**Records for processing:**
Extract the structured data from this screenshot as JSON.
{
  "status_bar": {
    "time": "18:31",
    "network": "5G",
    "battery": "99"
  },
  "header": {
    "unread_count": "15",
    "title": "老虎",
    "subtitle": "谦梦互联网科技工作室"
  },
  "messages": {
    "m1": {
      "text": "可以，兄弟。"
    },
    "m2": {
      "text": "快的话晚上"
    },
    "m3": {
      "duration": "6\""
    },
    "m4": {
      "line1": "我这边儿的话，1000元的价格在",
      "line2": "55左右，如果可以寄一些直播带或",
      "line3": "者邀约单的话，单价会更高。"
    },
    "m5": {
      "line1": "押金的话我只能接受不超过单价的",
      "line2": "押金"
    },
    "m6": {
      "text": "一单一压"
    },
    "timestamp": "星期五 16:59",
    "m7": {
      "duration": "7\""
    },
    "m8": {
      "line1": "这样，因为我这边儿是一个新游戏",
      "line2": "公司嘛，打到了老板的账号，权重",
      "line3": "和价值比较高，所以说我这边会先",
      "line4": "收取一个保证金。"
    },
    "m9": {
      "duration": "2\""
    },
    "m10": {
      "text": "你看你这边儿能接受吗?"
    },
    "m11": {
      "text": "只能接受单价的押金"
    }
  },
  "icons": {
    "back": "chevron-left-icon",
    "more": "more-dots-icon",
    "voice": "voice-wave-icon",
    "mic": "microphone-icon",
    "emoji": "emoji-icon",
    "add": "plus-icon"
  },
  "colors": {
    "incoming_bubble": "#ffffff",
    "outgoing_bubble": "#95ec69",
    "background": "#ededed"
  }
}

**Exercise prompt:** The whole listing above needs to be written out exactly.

**Solution to this exercise:**
Extract the structured data from this screenshot as JSON.
{
  "status_bar": {
    "time": "18:31",
    "network": "5G",
    "battery": "99"
  },
  "header": {
    "unread_count": "15",
    "title": "老虎",
    "subtitle": "谦梦互联网科技工作室"
  },
  "messages": {
    "m1": {
      "text": "可以，兄弟。"
    },
    "m2": {
      "text": "快的话晚上"
    },
    "m3": {
      "duration": "6\""
    },
    "m4": {
      "line1": "我这边儿的话，1000元的价格在",
      "line2": "55左右，如果可以寄一些直播带或",
      "line3": "者邀约单的话，单价会更高。"
    },
    "m5": {
      "line1": "押金的话我只能接受不超过单价的",
      "line2": "押金"
    },
    "m6": {
      "text": "一单一压"
    },
    "timestamp": "星期五 16:59",
    "m7": {
      "duration": "7\""
    },
    "m8": {
      "line1": "这样，因为我这边儿是一个新游戏",
      "line2": "公司嘛，打到了老板的账号，权重",
      "line3": "和价值比较高，所以说我这边会先",
      "line4": "收取一个保证金。"
    },
    "m9": {
      "duration": "2\""
    },
    "m10": {
      "text": "你看你这边儿能接受吗?"
    },
    "m11": {
      "text": "只能接受单价的押金"
    }
  },
  "icons": {
    "back": "chevron-left-icon",
    "more": "more-dots-icon",
    "voice": "voice-wave-icon",
    "mic": "microphone-icon",
    "emoji": "emoji-icon",
    "add": "plus-icon"
  },
  "colors": {
    "incoming_bubble": "#ffffff",
    "outgoing_bubble": "#95ec69",
    "background": "#ededed"
  }
}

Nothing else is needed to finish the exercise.